All were impacted by declines in demand from the food service sector as lockdown measures to control the spread of Covid-19 led to the closure of restaurants, sporting and entertainment events. Continental Europe was also hampered by distributor destocking in the first half of 2020.

The trend across its mature markets is improving, Devro said, with the 6% decline in the first half of last year slowing to 3% down in the second six months.

Overall, the drag from the pandemic is estimated to have knocked approximately 2% off volume sales in 2020. Adjusting for this, Devro said it would have otherwise delivered within its targeted long-term range of 2-4% growth.

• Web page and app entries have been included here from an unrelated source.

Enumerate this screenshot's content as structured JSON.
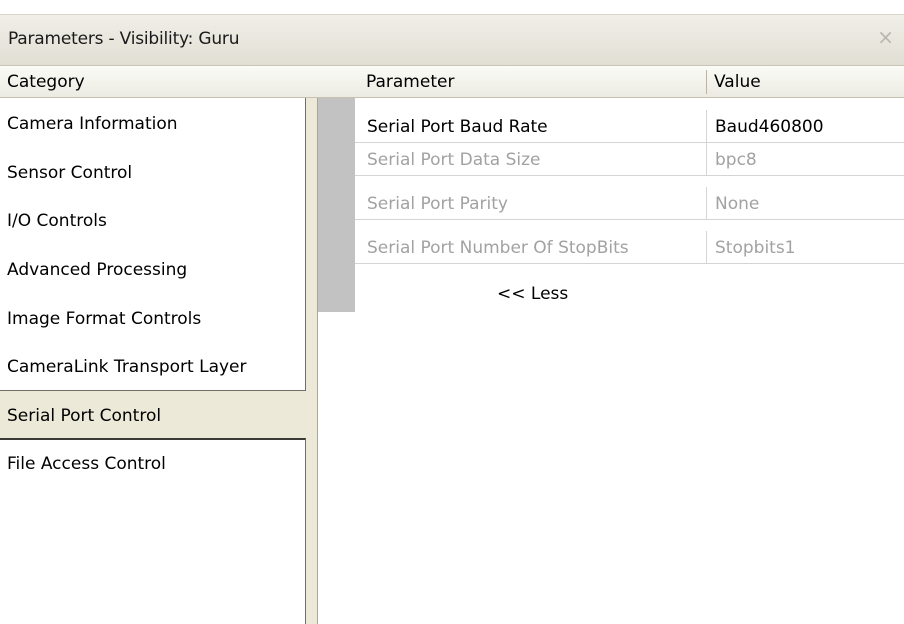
{
  "window": {
    "title": "Parameters - Visibility: Guru",
    "close_glyph": "×",
    "close_icon": "close-icon"
  },
  "header": {
    "category": "Category",
    "parameter": "Parameter",
    "value": "Value"
  },
  "categories": [
    "Camera Information",
    "Sensor Control",
    "I/O Controls",
    "Advanced Processing",
    "Image Format Controls",
    "CameraLink Transport Layer",
    "Serial Port Control",
    "File Access Control"
  ],
  "selected_category": "Serial Port Control",
  "parameters": [
    {
      "name": "Serial Port Baud Rate",
      "value": "Baud460800",
      "enabled": true
    },
    {
      "name": "Serial Port Data Size",
      "value": "bpc8",
      "enabled": false
    },
    {
      "name": "Serial Port Parity",
      "value": "None",
      "enabled": false
    },
    {
      "name": "Serial Port Number Of StopBits",
      "value": "Stopbits1",
      "enabled": false
    }
  ],
  "less_link": "<< Less",
  "colors": {
    "window_bg": "#ece9d8",
    "disabled_text": "#a2a2a2",
    "gutter": "#c2c2c2"
  }
}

Having caught up on dividend payments that were delayed last year as the company assessed the impact of Covid-19 on its business, Devro has proposed a final dividend of 6.3p per share for a total of 9p for 2020, in line with the previous year. The firm’s shares closed yesterday’s trading more than 9% higher at 194p.